Some parts of the Report are satisfactory but the melatonin/cancer connection
is not well illustrated considering the large amount of data available. As a
result, the Report is rather un-authoritative when it discusses melatonin and
cancer. There appears to be scientific misunderstanding and confusion in certain
areas and lack of insightful comment. The widely differing concentrations of
melatonin in blood, within cells and in certain organs is not discussed nor the
reasons for its efficacy as an antioxidant and radical scavenger.
The distinction between electric fields (EFs), magnetic fields (MFs) and
electric and magnetic fields (EMFs) is not brought out, especially in relation
to reported effects of melatonin and circadian rhythm disruption in the human
body. The limitations of human volunteer studies involving acute magnetic fields
exposures are only briefly discussed. The body of studies for populations
chronically exposed to neighbourhood EMFs, including some volunteer studies
where exposure was carried out over several days, is not collated in a way which
illustrates the overall trend in melatonin suppression/disruption. Reports of
melatonin disruption and other adverse health effects resulting from
fluctuations in the earth's geomagnetic field are not mentioned.
More should have been said about the use of melatonin in the treatment of
breast cancer. Important work published in the peer-reviewed literature, of core
relevance to EMFs, melatonin and cancer is not cited. While this report contains
some useful reading, most evident is the lack of insightful comment at the
Specific issues not discussed or otherwise brought out in the AGNIR
- A description of the widely differing natural concentrations of
melatonin in cells, tissues and organs in the body, and its multiple actions,
some of which are receptor mediated, making melatonin a broad-spectrum and
- No conclusion drawn from the fact that the body of laboratory-controlled
human volunteer studies of melatonin disruption by magnetic fields, appears to

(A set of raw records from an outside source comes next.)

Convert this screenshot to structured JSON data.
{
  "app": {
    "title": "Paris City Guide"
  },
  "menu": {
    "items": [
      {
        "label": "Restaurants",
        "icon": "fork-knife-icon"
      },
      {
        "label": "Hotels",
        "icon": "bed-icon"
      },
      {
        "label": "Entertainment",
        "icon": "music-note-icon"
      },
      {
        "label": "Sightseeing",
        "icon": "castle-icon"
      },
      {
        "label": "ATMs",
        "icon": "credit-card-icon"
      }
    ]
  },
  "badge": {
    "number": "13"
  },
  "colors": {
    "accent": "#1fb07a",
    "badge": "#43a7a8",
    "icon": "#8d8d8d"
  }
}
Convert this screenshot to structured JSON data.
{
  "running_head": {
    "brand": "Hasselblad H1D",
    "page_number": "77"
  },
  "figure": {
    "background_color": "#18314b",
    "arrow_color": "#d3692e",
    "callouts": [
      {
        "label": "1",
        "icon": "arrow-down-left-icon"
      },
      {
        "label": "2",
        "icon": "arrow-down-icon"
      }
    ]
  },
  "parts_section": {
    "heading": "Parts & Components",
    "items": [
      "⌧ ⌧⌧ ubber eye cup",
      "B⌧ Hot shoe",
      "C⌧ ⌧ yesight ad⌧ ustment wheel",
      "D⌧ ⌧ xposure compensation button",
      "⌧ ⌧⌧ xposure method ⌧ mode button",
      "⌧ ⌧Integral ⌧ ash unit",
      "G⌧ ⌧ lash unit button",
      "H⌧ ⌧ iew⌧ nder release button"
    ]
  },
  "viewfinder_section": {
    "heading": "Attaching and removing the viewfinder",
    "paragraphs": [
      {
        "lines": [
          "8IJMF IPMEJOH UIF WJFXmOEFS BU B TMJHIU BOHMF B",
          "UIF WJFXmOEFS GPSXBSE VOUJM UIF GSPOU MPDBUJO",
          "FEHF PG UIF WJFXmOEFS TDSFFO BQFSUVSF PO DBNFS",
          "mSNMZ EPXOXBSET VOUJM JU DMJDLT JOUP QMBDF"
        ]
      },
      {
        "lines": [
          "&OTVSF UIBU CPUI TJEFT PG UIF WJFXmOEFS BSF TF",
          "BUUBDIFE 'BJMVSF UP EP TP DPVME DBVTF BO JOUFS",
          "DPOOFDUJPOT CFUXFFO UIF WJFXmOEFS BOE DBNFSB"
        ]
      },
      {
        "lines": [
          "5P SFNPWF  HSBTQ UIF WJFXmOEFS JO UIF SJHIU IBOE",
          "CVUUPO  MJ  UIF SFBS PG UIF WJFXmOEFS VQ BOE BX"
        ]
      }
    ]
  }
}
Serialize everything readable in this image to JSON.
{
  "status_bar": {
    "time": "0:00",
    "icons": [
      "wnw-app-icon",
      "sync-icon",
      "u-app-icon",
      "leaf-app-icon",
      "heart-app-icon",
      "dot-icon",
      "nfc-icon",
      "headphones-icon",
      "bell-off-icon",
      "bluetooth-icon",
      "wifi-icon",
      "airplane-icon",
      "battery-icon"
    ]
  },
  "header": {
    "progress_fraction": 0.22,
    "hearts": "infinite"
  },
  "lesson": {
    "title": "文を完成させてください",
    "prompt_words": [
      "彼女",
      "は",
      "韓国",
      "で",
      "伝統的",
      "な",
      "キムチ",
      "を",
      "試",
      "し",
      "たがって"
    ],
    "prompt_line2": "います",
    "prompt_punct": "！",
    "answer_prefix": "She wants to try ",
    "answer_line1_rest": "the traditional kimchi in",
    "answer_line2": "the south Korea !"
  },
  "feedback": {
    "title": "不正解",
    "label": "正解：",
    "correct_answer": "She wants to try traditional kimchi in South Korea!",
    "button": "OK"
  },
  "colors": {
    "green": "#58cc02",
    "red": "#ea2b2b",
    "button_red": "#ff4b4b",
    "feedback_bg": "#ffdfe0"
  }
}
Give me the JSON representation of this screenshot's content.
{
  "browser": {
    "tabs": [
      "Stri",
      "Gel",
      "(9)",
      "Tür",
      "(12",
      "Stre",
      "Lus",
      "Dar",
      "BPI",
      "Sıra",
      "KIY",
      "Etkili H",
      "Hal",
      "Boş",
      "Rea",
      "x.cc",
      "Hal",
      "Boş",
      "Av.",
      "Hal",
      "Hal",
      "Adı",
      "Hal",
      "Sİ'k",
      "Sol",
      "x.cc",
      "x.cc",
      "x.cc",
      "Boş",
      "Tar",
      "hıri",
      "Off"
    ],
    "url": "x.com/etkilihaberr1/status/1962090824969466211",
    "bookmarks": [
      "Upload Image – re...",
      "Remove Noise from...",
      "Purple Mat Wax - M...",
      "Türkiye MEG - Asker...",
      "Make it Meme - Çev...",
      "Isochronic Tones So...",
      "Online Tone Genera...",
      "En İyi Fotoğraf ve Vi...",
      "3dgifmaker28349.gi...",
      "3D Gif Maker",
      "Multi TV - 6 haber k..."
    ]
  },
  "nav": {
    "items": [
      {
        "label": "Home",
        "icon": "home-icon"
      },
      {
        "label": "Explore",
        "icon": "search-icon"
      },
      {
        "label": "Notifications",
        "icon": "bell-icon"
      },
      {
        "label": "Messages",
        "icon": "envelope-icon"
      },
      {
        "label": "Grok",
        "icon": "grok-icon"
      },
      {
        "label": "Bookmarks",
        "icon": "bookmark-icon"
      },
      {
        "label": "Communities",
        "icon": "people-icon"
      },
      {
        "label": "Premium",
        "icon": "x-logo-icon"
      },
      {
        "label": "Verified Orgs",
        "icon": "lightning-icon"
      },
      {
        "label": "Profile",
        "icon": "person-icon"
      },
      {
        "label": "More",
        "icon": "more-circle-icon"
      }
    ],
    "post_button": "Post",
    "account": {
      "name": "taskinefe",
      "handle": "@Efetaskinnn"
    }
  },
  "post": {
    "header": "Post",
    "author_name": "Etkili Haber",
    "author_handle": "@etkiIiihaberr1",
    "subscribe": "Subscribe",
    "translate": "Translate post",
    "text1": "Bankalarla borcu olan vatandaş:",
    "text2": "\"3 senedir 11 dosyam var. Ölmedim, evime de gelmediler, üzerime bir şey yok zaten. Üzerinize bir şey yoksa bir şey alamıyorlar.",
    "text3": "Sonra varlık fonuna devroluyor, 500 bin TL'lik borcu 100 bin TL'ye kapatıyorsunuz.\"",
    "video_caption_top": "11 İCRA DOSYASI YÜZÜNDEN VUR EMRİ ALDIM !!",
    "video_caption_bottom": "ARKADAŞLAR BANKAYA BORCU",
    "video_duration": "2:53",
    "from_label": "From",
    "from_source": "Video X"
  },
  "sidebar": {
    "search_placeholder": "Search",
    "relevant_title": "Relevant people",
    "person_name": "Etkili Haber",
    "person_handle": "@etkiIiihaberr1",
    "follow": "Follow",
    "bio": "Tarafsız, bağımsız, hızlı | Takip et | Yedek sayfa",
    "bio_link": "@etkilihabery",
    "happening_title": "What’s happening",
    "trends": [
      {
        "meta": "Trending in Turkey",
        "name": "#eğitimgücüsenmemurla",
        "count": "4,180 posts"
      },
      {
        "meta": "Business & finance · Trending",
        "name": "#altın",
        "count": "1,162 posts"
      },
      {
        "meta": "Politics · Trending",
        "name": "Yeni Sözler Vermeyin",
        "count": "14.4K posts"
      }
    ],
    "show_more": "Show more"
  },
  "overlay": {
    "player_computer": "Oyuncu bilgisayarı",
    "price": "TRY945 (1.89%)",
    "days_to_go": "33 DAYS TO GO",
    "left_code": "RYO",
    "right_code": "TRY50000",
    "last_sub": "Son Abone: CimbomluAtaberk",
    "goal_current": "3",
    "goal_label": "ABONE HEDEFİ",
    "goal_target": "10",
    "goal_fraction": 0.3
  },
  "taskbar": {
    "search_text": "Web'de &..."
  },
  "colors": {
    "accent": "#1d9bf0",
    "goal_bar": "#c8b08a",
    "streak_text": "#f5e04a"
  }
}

have been initiated by the results of Wever (1979) whose studies of circadian
rhythm disruption concerned exposure to 2.5 V m-1 electric fields.
- In both animal and human volunteer studies, it is those involving
longer-term (non-acute) exposures to magnetic fields (in some cases in the
presence of electric fields) which have tended to show evidence of melatonin
- Studies of populations chronically exposed to neighbourhood electric and
magnetic fields are consistent in providing evidence of melatonin
suppression/disruption, sometimes involving very low field exposures.
- Dose-response issues relating to EMF exposures.
- The work by Blask et al. (2005), which was published after the AGNIR
Report was compiled, which provides, in an animal model, an explicit
demonstration that the normal physiological concentrations of nocturnal
melatonin in human blood per se suppresses human breast cancer growth.
Please click here (272 KB .pdf) to view the full critique